# GIVEN ENTRIES
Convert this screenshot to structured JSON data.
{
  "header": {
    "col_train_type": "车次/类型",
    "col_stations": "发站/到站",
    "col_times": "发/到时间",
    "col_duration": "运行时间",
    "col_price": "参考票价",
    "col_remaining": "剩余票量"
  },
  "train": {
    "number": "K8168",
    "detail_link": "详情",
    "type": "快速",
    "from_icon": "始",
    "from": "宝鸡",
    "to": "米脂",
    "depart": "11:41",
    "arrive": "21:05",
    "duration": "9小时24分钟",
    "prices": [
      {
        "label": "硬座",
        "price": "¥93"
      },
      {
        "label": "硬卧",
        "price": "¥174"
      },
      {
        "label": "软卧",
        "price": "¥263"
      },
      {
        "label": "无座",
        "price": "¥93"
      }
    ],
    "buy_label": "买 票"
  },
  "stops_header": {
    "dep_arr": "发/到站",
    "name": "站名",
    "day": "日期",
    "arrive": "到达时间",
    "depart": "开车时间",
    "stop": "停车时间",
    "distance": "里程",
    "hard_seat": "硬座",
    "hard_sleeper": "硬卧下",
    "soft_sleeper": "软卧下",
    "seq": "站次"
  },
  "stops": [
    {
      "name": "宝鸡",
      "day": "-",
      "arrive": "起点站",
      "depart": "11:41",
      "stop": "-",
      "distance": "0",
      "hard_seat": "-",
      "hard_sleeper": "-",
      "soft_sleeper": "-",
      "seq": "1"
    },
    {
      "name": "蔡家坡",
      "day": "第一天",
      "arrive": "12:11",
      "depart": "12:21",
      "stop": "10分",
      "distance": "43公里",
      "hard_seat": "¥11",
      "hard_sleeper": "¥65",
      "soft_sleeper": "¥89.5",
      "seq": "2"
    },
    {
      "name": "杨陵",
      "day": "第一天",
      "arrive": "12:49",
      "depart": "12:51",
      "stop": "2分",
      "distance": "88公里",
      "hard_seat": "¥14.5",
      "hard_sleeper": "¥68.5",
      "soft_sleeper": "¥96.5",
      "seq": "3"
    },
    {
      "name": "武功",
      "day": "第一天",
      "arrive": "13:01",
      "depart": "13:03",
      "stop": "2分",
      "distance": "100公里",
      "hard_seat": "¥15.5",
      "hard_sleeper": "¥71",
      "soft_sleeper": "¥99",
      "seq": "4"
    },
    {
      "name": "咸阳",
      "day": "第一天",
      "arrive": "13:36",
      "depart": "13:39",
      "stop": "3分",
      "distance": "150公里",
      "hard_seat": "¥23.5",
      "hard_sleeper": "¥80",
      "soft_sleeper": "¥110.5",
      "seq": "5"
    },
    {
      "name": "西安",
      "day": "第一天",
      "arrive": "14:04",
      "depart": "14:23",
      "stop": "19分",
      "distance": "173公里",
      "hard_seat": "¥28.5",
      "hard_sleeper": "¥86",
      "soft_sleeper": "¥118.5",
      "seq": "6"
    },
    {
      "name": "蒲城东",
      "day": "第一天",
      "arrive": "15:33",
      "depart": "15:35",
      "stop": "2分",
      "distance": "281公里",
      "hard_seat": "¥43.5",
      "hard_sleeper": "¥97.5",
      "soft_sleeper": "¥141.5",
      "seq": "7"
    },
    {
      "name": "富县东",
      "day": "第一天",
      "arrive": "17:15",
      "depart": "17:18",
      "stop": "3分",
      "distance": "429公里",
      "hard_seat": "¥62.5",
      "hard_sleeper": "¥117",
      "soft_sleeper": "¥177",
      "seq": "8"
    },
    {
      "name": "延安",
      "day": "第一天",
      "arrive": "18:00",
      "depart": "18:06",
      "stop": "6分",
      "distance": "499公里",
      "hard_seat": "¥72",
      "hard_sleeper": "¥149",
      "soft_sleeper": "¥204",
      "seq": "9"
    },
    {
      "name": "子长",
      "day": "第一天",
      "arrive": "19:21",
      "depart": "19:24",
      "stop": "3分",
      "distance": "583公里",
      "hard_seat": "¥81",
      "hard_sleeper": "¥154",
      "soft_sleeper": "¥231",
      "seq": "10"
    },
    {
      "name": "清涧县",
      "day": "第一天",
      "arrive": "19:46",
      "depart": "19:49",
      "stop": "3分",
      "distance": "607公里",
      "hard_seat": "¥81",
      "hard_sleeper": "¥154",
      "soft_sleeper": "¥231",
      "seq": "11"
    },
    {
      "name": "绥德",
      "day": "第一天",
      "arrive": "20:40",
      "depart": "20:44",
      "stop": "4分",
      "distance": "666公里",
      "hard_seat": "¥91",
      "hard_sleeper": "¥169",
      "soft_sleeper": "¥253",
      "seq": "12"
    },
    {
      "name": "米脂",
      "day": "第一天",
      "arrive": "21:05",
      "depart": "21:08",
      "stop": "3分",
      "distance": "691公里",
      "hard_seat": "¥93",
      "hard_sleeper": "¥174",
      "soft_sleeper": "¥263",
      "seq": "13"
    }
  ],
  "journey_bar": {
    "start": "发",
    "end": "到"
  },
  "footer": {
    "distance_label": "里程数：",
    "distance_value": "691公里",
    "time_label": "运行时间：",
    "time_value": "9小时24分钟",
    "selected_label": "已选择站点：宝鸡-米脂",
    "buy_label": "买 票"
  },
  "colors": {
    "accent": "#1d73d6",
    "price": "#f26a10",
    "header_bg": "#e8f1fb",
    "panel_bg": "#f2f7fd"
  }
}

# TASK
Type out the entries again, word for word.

# WORKED SOLUTION
Convert this screenshot to structured JSON data.
{
  "header": {
    "col_train_type": "车次/类型",
    "col_stations": "发站/到站",
    "col_times": "发/到时间",
    "col_duration": "运行时间",
    "col_price": "参考票价",
    "col_remaining": "剩余票量"
  },
  "train": {
    "number": "K8168",
    "detail_link": "详情",
    "type": "快速",
    "from_icon": "始",
    "from": "宝鸡",
    "to": "米脂",
    "depart": "11:41",
    "arrive": "21:05",
    "duration": "9小时24分钟",
    "prices": [
      {
        "label": "硬座",
        "price": "¥93"
      },
      {
        "label": "硬卧",
        "price": "¥174"
      },
      {
        "label": "软卧",
        "price": "¥263"
      },
      {
        "label": "无座",
        "price": "¥93"
      }
    ],
    "buy_label": "买 票"
  },
  "stops_header": {
    "dep_arr": "发/到站",
    "name": "站名",
    "day": "日期",
    "arrive": "到达时间",
    "depart": "开车时间",
    "stop": "停车时间",
    "distance": "里程",
    "hard_seat": "硬座",
    "hard_sleeper": "硬卧下",
    "soft_sleeper": "软卧下",
    "seq": "站次"
  },
  "stops": [
    {
      "name": "宝鸡",
      "day": "-",
      "arrive": "起点站",
      "depart": "11:41",
      "stop": "-",
      "distance": "0",
      "hard_seat": "-",
      "hard_sleeper": "-",
      "soft_sleeper": "-",
      "seq": "1"
    },
    {
      "name": "蔡家坡",
      "day": "第一天",
      "arrive": "12:11",
      "depart": "12:21",
      "stop": "10分",
      "distance": "43公里",
      "hard_seat": "¥11",
      "hard_sleeper": "¥65",
      "soft_sleeper": "¥89.5",
      "seq": "2"
    },
    {
      "name": "杨陵",
      "day": "第一天",
      "arrive": "12:49",
      "depart": "12:51",
      "stop": "2分",
      "distance": "88公里",
      "hard_seat": "¥14.5",
      "hard_sleeper": "¥68.5",
      "soft_sleeper": "¥96.5",
      "seq": "3"
    },
    {
      "name": "武功",
      "day": "第一天",
      "arrive": "13:01",
      "depart": "13:03",
      "stop": "2分",
      "distance": "100公里",
      "hard_seat": "¥15.5",
      "hard_sleeper": "¥71",
      "soft_sleeper": "¥99",
      "seq": "4"
    },
    {
      "name": "咸阳",
      "day": "第一天",
      "arrive": "13:36",
      "depart": "13:39",
      "stop": "3分",
      "distance": "150公里",
      "hard_seat": "¥23.5",
      "hard_sleeper": "¥80",
      "soft_sleeper": "¥110.5",
      "seq": "5"
    },
    {
      "name": "西安",
      "day": "第一天",
      "arrive": "14:04",
      "depart": "14:23",
      "stop": "19分",
      "distance": "173公里",
      "hard_seat": "¥28.5",
      "hard_sleeper": "¥86",
      "soft_sleeper": "¥118.5",
      "seq": "6"
    },
    {
      "name": "蒲城东",
      "day": "第一天",
      "arrive": "15:33",
      "depart": "15:35",
      "stop": "2分",
      "distance": "281公里",
      "hard_seat": "¥43.5",
      "hard_sleeper": "¥97.5",
      "soft_sleeper": "¥141.5",
      "seq": "7"
    },
    {
      "name": "富县东",
      "day": "第一天",
      "arrive": "17:15",
      "depart": "17:18",
      "stop": "3分",
      "distance": "429公里",
      "hard_seat": "¥62.5",
      "hard_sleeper": "¥117",
      "soft_sleeper": "¥177",
      "seq": "8"
    },
    {
      "name": "延安",
      "day": "第一天",
      "arrive": "18:00",
      "depart": "18:06",
      "stop": "6分",
      "distance": "499公里",
      "hard_seat": "¥72",
      "hard_sleeper": "¥149",
      "soft_sleeper": "¥204",
      "seq": "9"
    },
    {
      "name": "子长",
      "day": "第一天",
      "arrive": "19:21",
      "depart": "19:24",
      "stop": "3分",
      "distance": "583公里",
      "hard_seat": "¥81",
      "hard_sleeper": "¥154",
      "soft_sleeper": "¥231",
      "seq": "10"
    },
    {
      "name": "清涧县",
      "day": "第一天",
      "arrive": "19:46",
      "depart": "19:49",
      "stop": "3分",
      "distance": "607公里",
      "hard_seat": "¥81",
      "hard_sleeper": "¥154",
      "soft_sleeper": "¥231",
      "seq": "11"
    },
    {
      "name": "绥德",
      "day": "第一天",
      "arrive": "20:40",
      "depart": "20:44",
      "stop": "4分",
      "distance": "666公里",
      "hard_seat": "¥91",
      "hard_sleeper": "¥169",
      "soft_sleeper": "¥253",
      "seq": "12"
    },
    {
      "name": "米脂",
      "day": "第一天",
      "arrive": "21:05",
      "depart": "21:08",
      "stop": "3分",
      "distance": "691公里",
      "hard_seat": "¥93",
      "hard_sleeper": "¥174",
      "soft_sleeper": "¥263",
      "seq": "13"
    }
  ],
  "journey_bar": {
    "start": "发",
    "end": "到"
  },
  "footer": {
    "distance_label": "里程数：",
    "distance_value": "691公里",
    "time_label": "运行时间：",
    "time_value": "9小时24分钟",
    "selected_label": "已选择站点：宝鸡-米脂",
    "buy_label": "买 票"
  },
  "colors": {
    "accent": "#1d73d6",
    "price": "#f26a10",
    "header_bg": "#e8f1fb",
    "panel_bg": "#f2f7fd"
  }
}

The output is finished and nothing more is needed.